As a periodontist who knows about the numerous barriers we face when talking about possibilities of smoking cessation as part of periodontal treatment I have always expressed empathy even when mentioning serious consequences of Smoking, certainly not discrimination. Currently, dentists are not really educated for that task. It is hoped that this might change in future curricula but I’m not sure.
In a previous post, I had questioned how reliable Global Burden of Disease (GBD) estimates of severe periodontitis actually are. The reason was a recent editorial by Kocher and Holtreter (2017) who had asked, “Is the prevalence of periodontitis declining or not?” In a paper by Kassebaum et al. (2014), severe periodontitis had been identified as the 6th most prevalent disease worldwide with 11.2% (743 million) cases in 2010; while in a later paper by the same authors (Kassebaum et al. 2017) an estimate of 7.4% (538 million) in 2015 was published. Case definitions had not changed but maybe the data base has grown?
Prevalence (even incidence) data by Kassebaum et al. (2014, 2017) have been widely discussed, and a questionable measure, disability-adjusted life years (DALY), criticized, as it adopts disability weights which are, in case of severe periodontitis, very low as compared to serious diseases and conditions.
I had contacted Dr. Kassebaum at the University of Washington in Seattle and received meanwhile a kind response. He provided me with a link to the GBD database. Below is displayed the age-standardized prevalence of severe periodontitis in 2016.
Denmark and Kenya lead with more than 20% age-standardized prevalence.
In my previous post, I have emphasized that relative risks for certain steps of a complex dental procedure should be multiplied, not added, to get an idea of the overall relative risk for a, say, catastrophic outcome like tooth loss. There is probably no evidence, however, for the figures of my hypothetical example taken from restorative dentistry research.
In contrast, plenty of evidence for various risk factors for tooth loss in periodontally diseased patients during maintenance therapy has been published in recent cohort studies. The information provided (called internal evidence) may in fact be used for validation in unrelated patient populations (external evidence).
Let’s consider a popular example. In the study by Fardal et al. (2004), in a private specialist practice, 100 consecutive patients with periodontitis had been recalled, after proper treatment, for maintenance visits for 9 to 11 years. A few teeth, i.e. 36 out of 2436 teeth present at baseline, were subsequently lost during supportive periodontal therapy (1.5% of all teeth), all due to recurrent periodontal disease. The authors conducted a logistic regression analysis with the patient as statistical unit and identified male gender, older than 60 years of age, and smoking as significant covariates with an unfavorable effect on tooth loss. Participating in the offered maintenance program was not significantly associated with tooth loss, as were other covariates. These results were reported in Table 5 of the paper (here slightly edited).

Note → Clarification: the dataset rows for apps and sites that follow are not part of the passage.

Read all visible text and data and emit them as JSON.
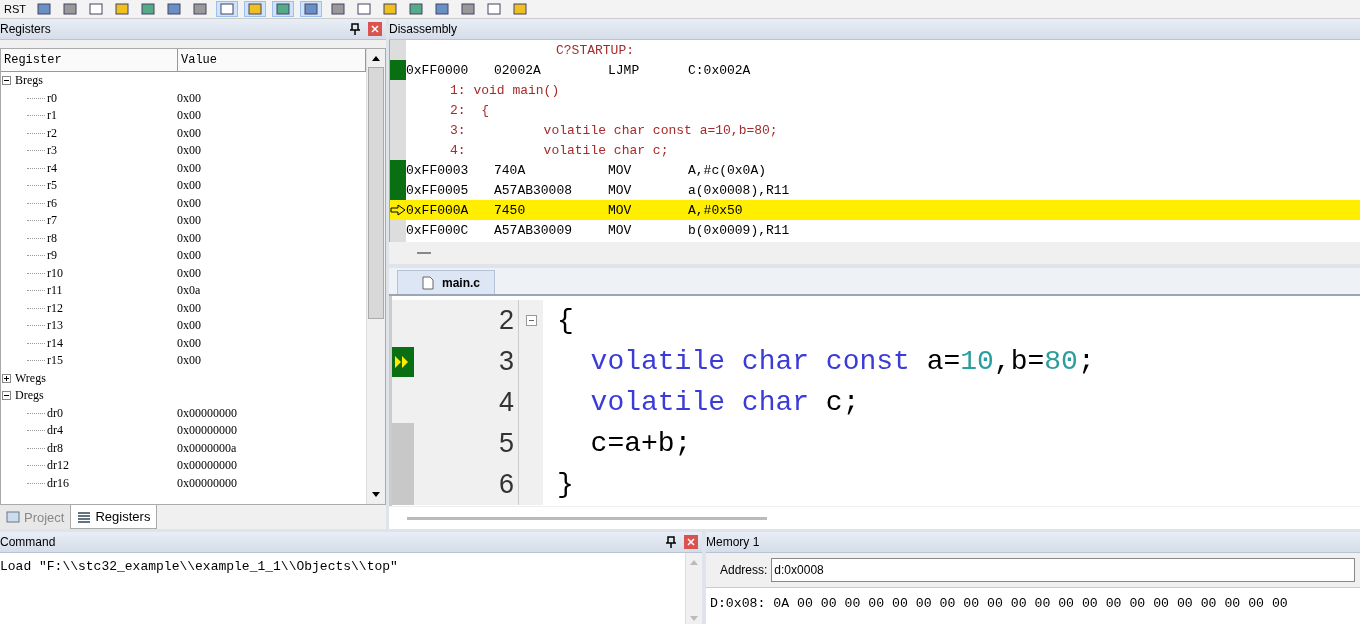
{
  "toolbar": {
    "reset_label": "RST"
  },
  "registers": {
    "title": "Registers",
    "columns": [
      "Register",
      "Value"
    ],
    "tree": [
      {
        "name": "Bregs",
        "expanded": true,
        "children": [
          {
            "name": "r0",
            "value": "0x00"
          },
          {
            "name": "r1",
            "value": "0x00"
          },
          {
            "name": "r2",
            "value": "0x00"
          },
          {
            "name": "r3",
            "value": "0x00"
          },
          {
            "name": "r4",
            "value": "0x00"
          },
          {
            "name": "r5",
            "value": "0x00"
          },
          {
            "name": "r6",
            "value": "0x00"
          },
          {
            "name": "r7",
            "value": "0x00"
          },
          {
            "name": "r8",
            "value": "0x00"
          },
          {
            "name": "r9",
            "value": "0x00"
          },
          {
            "name": "r10",
            "value": "0x00"
          },
          {
            "name": "r11",
            "value": "0x0a"
          },
          {
            "name": "r12",
            "value": "0x00"
          },
          {
            "name": "r13",
            "value": "0x00"
          },
          {
            "name": "r14",
            "value": "0x00"
          },
          {
            "name": "r15",
            "value": "0x00"
          }
        ]
      },
      {
        "name": "Wregs",
        "expanded": false
      },
      {
        "name": "Dregs",
        "expanded": true,
        "children": [
          {
            "name": "dr0",
            "value": "0x00000000"
          },
          {
            "name": "dr4",
            "value": "0x00000000"
          },
          {
            "name": "dr8",
            "value": "0x0000000a"
          },
          {
            "name": "dr12",
            "value": "0x00000000"
          },
          {
            "name": "dr16",
            "value": "0x00000000"
          }
        ]
      }
    ],
    "tabs": [
      {
        "label": "Project",
        "selected": false
      },
      {
        "label": "Registers",
        "selected": true
      }
    ]
  },
  "disassembly": {
    "title": "Disassembly",
    "lines": [
      {
        "kind": "label",
        "text": "C?STARTUP:"
      },
      {
        "kind": "asm",
        "address": "0xFF0000",
        "code": "02002A",
        "mnemonic": "LJMP",
        "operand": "C:0x002A",
        "executed": true,
        "current": false
      },
      {
        "kind": "source",
        "text": "1: void main()"
      },
      {
        "kind": "source",
        "text": "2:  {"
      },
      {
        "kind": "source",
        "text": "3:          volatile char const a=10,b=80;"
      },
      {
        "kind": "source",
        "text": "4:          volatile char c;"
      },
      {
        "kind": "asm",
        "address": "0xFF0003",
        "code": "740A",
        "mnemonic": "MOV",
        "operand": "A,#c(0x0A)",
        "executed": true,
        "current": false
      },
      {
        "kind": "asm",
        "address": "0xFF0005",
        "code": "A57AB30008",
        "mnemonic": "MOV",
        "operand": "a(0x0008),R11",
        "executed": true,
        "current": false
      },
      {
        "kind": "asm",
        "address": "0xFF000A",
        "code": "7450",
        "mnemonic": "MOV",
        "operand": "A,#0x50",
        "executed": false,
        "current": true
      },
      {
        "kind": "asm",
        "address": "0xFF000C",
        "code": "A57AB30009",
        "mnemonic": "MOV",
        "operand": "b(0x0009),R11",
        "executed": false,
        "current": false
      }
    ]
  },
  "editor": {
    "tab": "main.c",
    "lines": [
      {
        "number": "2",
        "foldable": true,
        "current": false,
        "executed": false,
        "tokens": [
          {
            "kind": "plain",
            "text": "{"
          }
        ]
      },
      {
        "number": "3",
        "foldable": false,
        "current": true,
        "executed": false,
        "tokens": [
          {
            "kind": "keyword",
            "text": "  volatile char const"
          },
          {
            "kind": "plain",
            "text": " a="
          },
          {
            "kind": "number",
            "text": "10"
          },
          {
            "kind": "plain",
            "text": ",b="
          },
          {
            "kind": "number",
            "text": "80"
          },
          {
            "kind": "plain",
            "text": ";"
          }
        ]
      },
      {
        "number": "4",
        "foldable": false,
        "current": false,
        "executed": false,
        "tokens": [
          {
            "kind": "keyword",
            "text": "  volatile char"
          },
          {
            "kind": "plain",
            "text": " c;"
          }
        ]
      },
      {
        "number": "5",
        "foldable": false,
        "current": false,
        "executed": true,
        "tokens": [
          {
            "kind": "plain",
            "text": "  c=a+b;"
          }
        ]
      },
      {
        "number": "6",
        "foldable": false,
        "current": false,
        "executed": true,
        "tokens": [
          {
            "kind": "plain",
            "text": "}"
          }
        ]
      }
    ]
  },
  "command": {
    "title": "Command",
    "output": "Load \"F:\\\\stc32_example\\\\example_1_1\\\\Objects\\\\top\""
  },
  "memory": {
    "title": "Memory 1",
    "address_label": "Address:",
    "address": "d:0x0008",
    "row": "D:0x08: 0A 00 00 00 00 00 00 00 00 00 00 00 00 00 00 00 00 00 00 00 00 00"
  }
}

As dental patients commonly present with numerous problems, predicting tooth loss when encountering a patient with destructive periodontal disease is important when making a comprehensive treatment plan. It does not come as a surprise that prediction models are becoming popular as evidence mounts.
There are also quite complicated procedures in restorative dentistry, and sometimes there is no evidence for a certain question raised, for example, by the patient herself.
The above picture was taken during explorative surgery as the radiograph was inconclusive as to the reason for the deep pocket at the buccal surface of tooth #14. There were no pockets at the mesial, distal, or palatal surfaces, and apart for some pockets of 4 mm, the patient did not suffer from periodontitis.